Like the court in Harrisson, we find that the circumstances of this case distinguish it from Stevens. We are particularly troubled by the fact that Hudson deliberately encrypted his computer and withheld his password from authorities while he was on probation for his first offense. While Hudson points out that, like the defendant in Stevens, his first offense did not involve a computer, this case is distinguishable in that the authorities in Stevens were able search his computer and verify that he had not used it to further his criminal conduct. Because Hudson deliberately prevented the authorities from searching his computer while he was on probation, similar verification was not available to the authorities in this case.
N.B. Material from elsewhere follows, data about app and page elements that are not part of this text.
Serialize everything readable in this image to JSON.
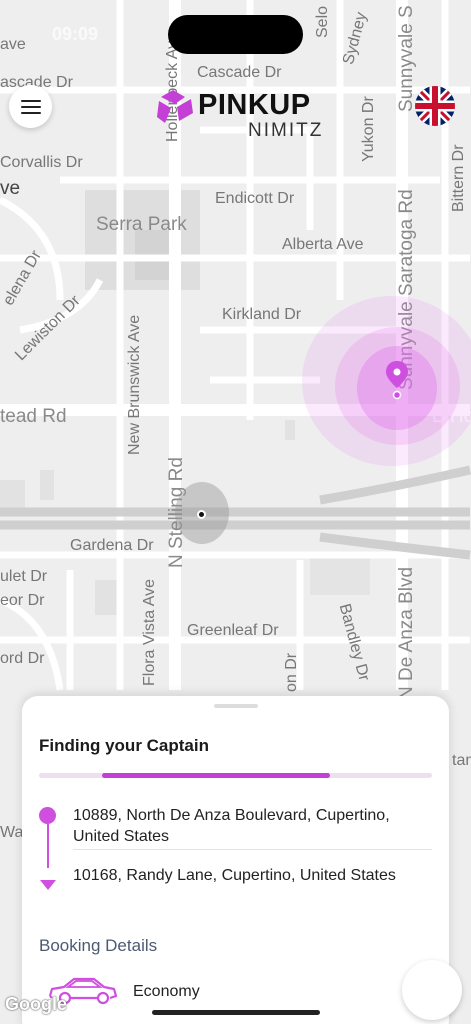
{
  "status_bar": {
    "time": "09:09"
  },
  "header": {
    "brand_name": "PINKUP",
    "brand_sub": "NIMITZ",
    "menu_icon": "hamburger-menu-icon",
    "language_icon": "uk-flag-icon"
  },
  "map": {
    "labels": [
      "Cascade Dr",
      "Endicott Dr",
      "Serra Park",
      "Alberta Ave",
      "Kirkland Dr",
      "tead Rd",
      "E Ho",
      "Gardena Dr",
      "Greenleaf Dr",
      "Corvallis Dr",
      "ve",
      "Lewiston Dr",
      "elena Dr",
      "ulet Dr",
      "eor Dr",
      "ord Dr",
      "ascade Dr",
      "ave",
      "Hollenbeck Ave",
      "New Brunswick Ave",
      "N Stelling Rd",
      "Flora Vista Ave",
      "on Dr",
      "Bandley Dr",
      "N De Anza Blvd",
      "Sunnyvale Saratoga Rd",
      "Yukon Dr",
      "Bittern Dr",
      "Selo",
      "Sydney",
      "Sunnyvale S",
      "tan",
      "War"
    ],
    "attribution": "Google",
    "accent": "#cf4fe0"
  },
  "sheet": {
    "title": "Finding your Captain",
    "progress": 0.58,
    "pickup": "10889, North De Anza Boulevard, Cupertino, United States",
    "dropoff": "10168, Randy Lane, Cupertino, United States",
    "booking_label": "Booking Details",
    "vehicle_type": "Economy",
    "vehicle_icon": "car-icon"
  }
}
Accordingly, we find the special condition is related to Hudson's offense and is reasonably related to deterring future criminality.
As noted above, Hudson's second offense did involve some computer usage. He had taken photographs of two young boys, displaying the images on his computer. He had also placed his hands on the boys' shoulders while they played games on the computer.
We find Hudson's argument that "the State may properly make a condition of parole that Petitioner permit monitoring of his computer for compliance" to be somewhat disingenuous.
Additionally, unlike the condition that was at issue in Stevens, the special condition here is not a blanket prohibition. Hudson will be allowed to use a computer and access the Internet if he first obtains permission from DAPO. Hudson argues that the requirement that he obtain permission from his parole officer is akin to a total ban, and therefore represents a "distinction . . . without a difference." Hudson asserts that his right to use a computer is jeopardized by the parole officer's "unfettered and effectively unreviewable discretion to ban use." Yet many of the conditions of Hudson's parole are subject to the DAPO's permission, including his employment, where he may live, and when he may travel more than 25 miles from his residence. Parole officers must exercise a certain amount of discretion and we will not assume that DAPO will unreasonably withhold permission for legitimate computer and Internet usage.
Finally, we note that other courts have upheld similarly worded conditions: "We are persuaded that limiting [defendant]'s Internet access without prior approval of the Probation Office is reasonably related to the offense [of transmission of child pornography], and to the important goal of deterring him during the period of supervision from reverting to similar conduct, and thus, to rehabilitation and protecting the public. The condition does not plainly involve a greater deprivation of liberty than is reasonably necessary for the purpose because it is not absolute; rather, it allows for approval of appropriate online access by the Probation Office." ( United States v. Rearden (9th Cir.2003) 349 F.3d 608, 621; see also United States v. Zinn (11th Cir.2003) 321 F.3d 1084, 1093.)
DISPOSITIONThe order of the trial court is reversed. We remand the case to the superior court with directions to deny the petition.
Marchiano, P. J., and Margulies, J., concurred.
The petition of respondent Davey Wayne Hudson for review by the Supreme Court was denied January 3, 2007, S147602. Corrigan, J., did not participate therein. Kennard, J., was of the opinion that the petition should be granted.